Equal Folks

Equal Strokes for Equal Folks

The other day a DJ on the morning show referred to a female as a “girl” who worked at a local gym. I noticed this as a common occurrence when he referenced women. I have yet to hear him refer to a member of the male species as a “boy” in an adult work situation. And…

He is not alone.

With the stroke of a pen and a flick of the tongue, influencers — such as DJs, podcasters, speakers, managers, and even coworkers — insist that “girls will be girls and boys will be men.” Really?

Really. To help him and all of us, I decided to build a table with the male and female counterparts. In my books, everyone one is equal. After publishing this piece, I realized I left off the “gender neutral” words. I updated this table with a new column to include gender neutral equivalent words.

To help remove bias speak, I offer the following tables.

MaleFemaleNeutral | Gender Inclusive
ManWomanPerson | Individual | Adult
GentlemanLadyHonorable- People |
Person | Individual
GuyGalPerson | Individual
Dear SirDear Madam | Ma’amTo Whom It May Concern  |
Dear Member | Dear Editor
ChairmanChairwomanChair | Chairperson | Coordinator | Head | Lead
Male DoctorFemale DoctorDoctor
DoormanDoorwomanDoor Attendant
Congress manCongress woman Representative | Senator
Congressional Representative | Legislator
MailmanMailwomanMail Carrier | Letter Carrier | Postal Worker
PolicemanPolicewomanPolice Officer
Steward StewardessFlight Attendant
Mankind | ManhoodWomankind |
People | Humans | Humanity

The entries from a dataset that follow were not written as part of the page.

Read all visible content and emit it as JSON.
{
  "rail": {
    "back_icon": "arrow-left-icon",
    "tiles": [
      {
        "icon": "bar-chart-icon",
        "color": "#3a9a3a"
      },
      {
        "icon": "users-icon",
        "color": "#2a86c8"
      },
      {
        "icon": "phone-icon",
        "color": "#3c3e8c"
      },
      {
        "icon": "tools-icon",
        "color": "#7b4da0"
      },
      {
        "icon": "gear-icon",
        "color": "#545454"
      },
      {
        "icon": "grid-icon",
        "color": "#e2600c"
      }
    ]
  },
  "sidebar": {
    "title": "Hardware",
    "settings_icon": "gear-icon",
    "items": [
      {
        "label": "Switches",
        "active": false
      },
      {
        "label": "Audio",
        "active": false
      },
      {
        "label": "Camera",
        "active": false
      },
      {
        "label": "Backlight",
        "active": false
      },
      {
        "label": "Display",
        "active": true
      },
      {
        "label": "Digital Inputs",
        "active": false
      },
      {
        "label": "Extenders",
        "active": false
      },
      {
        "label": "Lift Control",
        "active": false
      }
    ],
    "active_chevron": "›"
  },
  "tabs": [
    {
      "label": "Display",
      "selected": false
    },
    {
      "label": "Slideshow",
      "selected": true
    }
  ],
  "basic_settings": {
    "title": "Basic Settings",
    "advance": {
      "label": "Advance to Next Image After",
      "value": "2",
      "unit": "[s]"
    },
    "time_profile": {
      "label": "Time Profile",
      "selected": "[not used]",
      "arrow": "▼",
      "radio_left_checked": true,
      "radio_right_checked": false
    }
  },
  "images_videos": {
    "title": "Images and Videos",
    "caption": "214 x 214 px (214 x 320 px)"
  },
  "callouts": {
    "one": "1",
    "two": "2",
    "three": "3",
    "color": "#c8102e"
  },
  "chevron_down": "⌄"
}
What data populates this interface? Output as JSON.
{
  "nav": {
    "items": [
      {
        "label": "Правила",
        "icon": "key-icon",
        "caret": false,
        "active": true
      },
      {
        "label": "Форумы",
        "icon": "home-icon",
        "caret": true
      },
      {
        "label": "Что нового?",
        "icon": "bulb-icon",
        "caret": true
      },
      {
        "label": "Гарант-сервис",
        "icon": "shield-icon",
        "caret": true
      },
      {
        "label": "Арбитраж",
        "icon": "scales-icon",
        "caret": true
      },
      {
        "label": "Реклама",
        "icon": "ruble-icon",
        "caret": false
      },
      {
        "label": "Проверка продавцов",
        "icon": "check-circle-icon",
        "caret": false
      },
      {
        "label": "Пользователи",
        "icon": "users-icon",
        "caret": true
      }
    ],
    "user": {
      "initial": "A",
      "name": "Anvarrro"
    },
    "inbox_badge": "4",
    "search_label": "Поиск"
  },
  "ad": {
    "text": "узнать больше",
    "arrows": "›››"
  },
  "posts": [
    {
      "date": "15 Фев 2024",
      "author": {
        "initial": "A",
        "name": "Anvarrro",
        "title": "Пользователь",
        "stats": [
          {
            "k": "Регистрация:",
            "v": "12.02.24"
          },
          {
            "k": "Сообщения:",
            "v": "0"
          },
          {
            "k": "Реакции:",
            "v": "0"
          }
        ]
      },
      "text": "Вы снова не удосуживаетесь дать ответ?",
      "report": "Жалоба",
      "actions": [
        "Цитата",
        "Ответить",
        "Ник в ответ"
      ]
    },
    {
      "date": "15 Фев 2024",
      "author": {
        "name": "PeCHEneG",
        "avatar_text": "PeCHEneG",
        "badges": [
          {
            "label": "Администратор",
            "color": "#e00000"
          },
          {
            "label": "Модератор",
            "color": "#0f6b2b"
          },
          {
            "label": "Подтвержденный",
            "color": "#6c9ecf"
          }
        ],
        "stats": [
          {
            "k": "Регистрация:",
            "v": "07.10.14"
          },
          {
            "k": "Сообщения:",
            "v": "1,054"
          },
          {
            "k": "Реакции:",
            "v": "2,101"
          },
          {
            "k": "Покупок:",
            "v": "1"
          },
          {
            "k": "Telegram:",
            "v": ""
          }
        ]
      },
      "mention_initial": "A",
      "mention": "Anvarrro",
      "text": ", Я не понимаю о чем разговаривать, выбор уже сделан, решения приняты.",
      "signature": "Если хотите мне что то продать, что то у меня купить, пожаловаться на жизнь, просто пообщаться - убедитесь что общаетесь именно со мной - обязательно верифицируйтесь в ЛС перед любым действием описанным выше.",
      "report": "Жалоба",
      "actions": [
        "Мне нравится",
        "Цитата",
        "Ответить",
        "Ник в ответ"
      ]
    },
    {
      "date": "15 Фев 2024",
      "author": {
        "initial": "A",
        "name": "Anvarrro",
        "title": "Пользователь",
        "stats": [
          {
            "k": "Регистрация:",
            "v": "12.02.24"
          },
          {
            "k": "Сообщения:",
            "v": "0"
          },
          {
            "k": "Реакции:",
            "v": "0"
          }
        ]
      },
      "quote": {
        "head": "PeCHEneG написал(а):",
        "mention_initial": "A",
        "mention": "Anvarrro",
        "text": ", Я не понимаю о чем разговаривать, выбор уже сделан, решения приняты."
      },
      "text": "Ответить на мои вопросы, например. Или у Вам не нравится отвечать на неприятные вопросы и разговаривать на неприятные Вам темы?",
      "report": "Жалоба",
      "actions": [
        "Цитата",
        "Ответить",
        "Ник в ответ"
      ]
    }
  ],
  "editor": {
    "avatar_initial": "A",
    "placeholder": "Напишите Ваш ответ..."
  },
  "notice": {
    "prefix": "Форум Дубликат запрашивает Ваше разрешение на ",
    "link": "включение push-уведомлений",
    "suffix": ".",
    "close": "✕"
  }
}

Our language, and the words we choose to communicate, must reflect respect — even more so in the workplace. Words hold power; let’s use them wisely. To that end, please check out some rules I have found to further help you communicate better.

Inclusion and Acceptance

While taking harassment training at Quinnipiac University in April of 2019, I realized I had a few more descriptors to add to the list above. These are gender inclusive.

In the table below, I included words that demonstrate kindness towards people who may be different from us — or towards ourselves if it describes us.

My good friend transformed within a 60-day period — from walking normally to now using a walker and a wheelchair. It’s been a shock on us all. After my training, I changed my language use from “confined to a wheelchair” to “using a wheelchair.” I feel better knowing how to phrase her story with kindness when people ask me.

DisabledPerson with a disability
DyslexicPerson with dyslexia
Confined to a wheelchairPerson who uses a wheelchair
Homosexual Lesbian, Gay, Bisexual, Transgender
LGBT (Q at the end represents “queer” or “questioning)
Sexual PreferenceOrientation

This table can be expanded considerably when you check out the Society of Professional Journalists’ Diversity Style Guide. It also includes detailed lists for a kinder and gentler approach to communicating.

Thanks for letting us be a part of your life.


P.S. Like Aretha Franklin, “All I’m askin’ here is a little respect…” (Lyrics at https://www.lyrics.com/lyric/2877312/Aretha+Franklin/Respectand song history at https://www.cbsnews.com/news/untold-history-behind-aretha-franklin-respect/)

Rainbow of people symbols
We’re all in this world together,. Let’s treat each other with respect and be equality minded with our words.

Great reference sites for writing and speaking

Society of Professional Journalists | Diversity Style Guide http://www.diversitystyleguide.com/

North Carolina University | The Writing Center

Purdue | Online Writing Lab | OWL

Inclusion and Acceptance; check out GLAAD’s Media Guide http://www.glaad.org/sites/default/files/GLAAD-Media-Reference-Guide-Tenth-Edition.pdf